■ **Task inputs**:
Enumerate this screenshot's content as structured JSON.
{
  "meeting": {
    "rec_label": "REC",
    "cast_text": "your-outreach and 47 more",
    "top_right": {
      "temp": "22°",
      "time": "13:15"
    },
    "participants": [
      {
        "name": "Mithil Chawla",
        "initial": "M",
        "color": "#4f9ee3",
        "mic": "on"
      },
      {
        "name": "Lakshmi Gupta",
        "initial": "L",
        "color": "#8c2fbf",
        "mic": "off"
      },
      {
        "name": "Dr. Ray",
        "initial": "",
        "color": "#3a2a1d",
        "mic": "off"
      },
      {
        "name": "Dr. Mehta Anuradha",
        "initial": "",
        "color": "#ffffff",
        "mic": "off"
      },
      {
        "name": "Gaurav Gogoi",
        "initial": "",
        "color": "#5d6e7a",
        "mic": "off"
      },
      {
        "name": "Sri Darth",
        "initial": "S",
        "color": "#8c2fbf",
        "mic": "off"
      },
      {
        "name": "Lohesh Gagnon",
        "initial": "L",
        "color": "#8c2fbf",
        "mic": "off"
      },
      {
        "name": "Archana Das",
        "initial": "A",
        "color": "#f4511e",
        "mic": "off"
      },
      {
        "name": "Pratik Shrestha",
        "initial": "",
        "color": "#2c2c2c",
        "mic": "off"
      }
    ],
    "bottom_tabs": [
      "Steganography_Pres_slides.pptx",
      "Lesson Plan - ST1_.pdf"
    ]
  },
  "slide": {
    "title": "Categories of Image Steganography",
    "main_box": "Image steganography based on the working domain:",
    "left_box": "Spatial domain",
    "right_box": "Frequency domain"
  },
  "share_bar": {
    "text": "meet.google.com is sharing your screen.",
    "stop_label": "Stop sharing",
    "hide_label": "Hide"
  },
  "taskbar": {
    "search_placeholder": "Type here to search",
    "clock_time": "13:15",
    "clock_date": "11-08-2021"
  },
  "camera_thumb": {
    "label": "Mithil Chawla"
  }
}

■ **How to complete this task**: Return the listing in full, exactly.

■ **Finished exercise**:
Enumerate this screenshot's content as structured JSON.
{
  "meeting": {
    "rec_label": "REC",
    "cast_text": "your-outreach and 47 more",
    "top_right": {
      "temp": "22°",
      "time": "13:15"
    },
    "participants": [
      {
        "name": "Mithil Chawla",
        "initial": "M",
        "color": "#4f9ee3",
        "mic": "on"
      },
      {
        "name": "Lakshmi Gupta",
        "initial": "L",
        "color": "#8c2fbf",
        "mic": "off"
      },
      {
        "name": "Dr. Ray",
        "initial": "",
        "color": "#3a2a1d",
        "mic": "off"
      },
      {
        "name": "Dr. Mehta Anuradha",
        "initial": "",
        "color": "#ffffff",
        "mic": "off"
      },
      {
        "name": "Gaurav Gogoi",
        "initial": "",
        "color": "#5d6e7a",
        "mic": "off"
      },
      {
        "name": "Sri Darth",
        "initial": "S",
        "color": "#8c2fbf",
        "mic": "off"
      },
      {
        "name": "Lohesh Gagnon",
        "initial": "L",
        "color": "#8c2fbf",
        "mic": "off"
      },
      {
        "name": "Archana Das",
        "initial": "A",
        "color": "#f4511e",
        "mic": "off"
      },
      {
        "name": "Pratik Shrestha",
        "initial": "",
        "color": "#2c2c2c",
        "mic": "off"
      }
    ],
    "bottom_tabs": [
      "Steganography_Pres_slides.pptx",
      "Lesson Plan - ST1_.pdf"
    ]
  },
  "slide": {
    "title": "Categories of Image Steganography",
    "main_box": "Image steganography based on the working domain:",
    "left_box": "Spatial domain",
    "right_box": "Frequency domain"
  },
  "share_bar": {
    "text": "meet.google.com is sharing your screen.",
    "stop_label": "Stop sharing",
    "hide_label": "Hide"
  },
  "taskbar": {
    "search_placeholder": "Type here to search",
    "clock_time": "13:15",
    "clock_date": "11-08-2021"
  },
  "camera_thumb": {
    "label": "Mithil Chawla"
  }
}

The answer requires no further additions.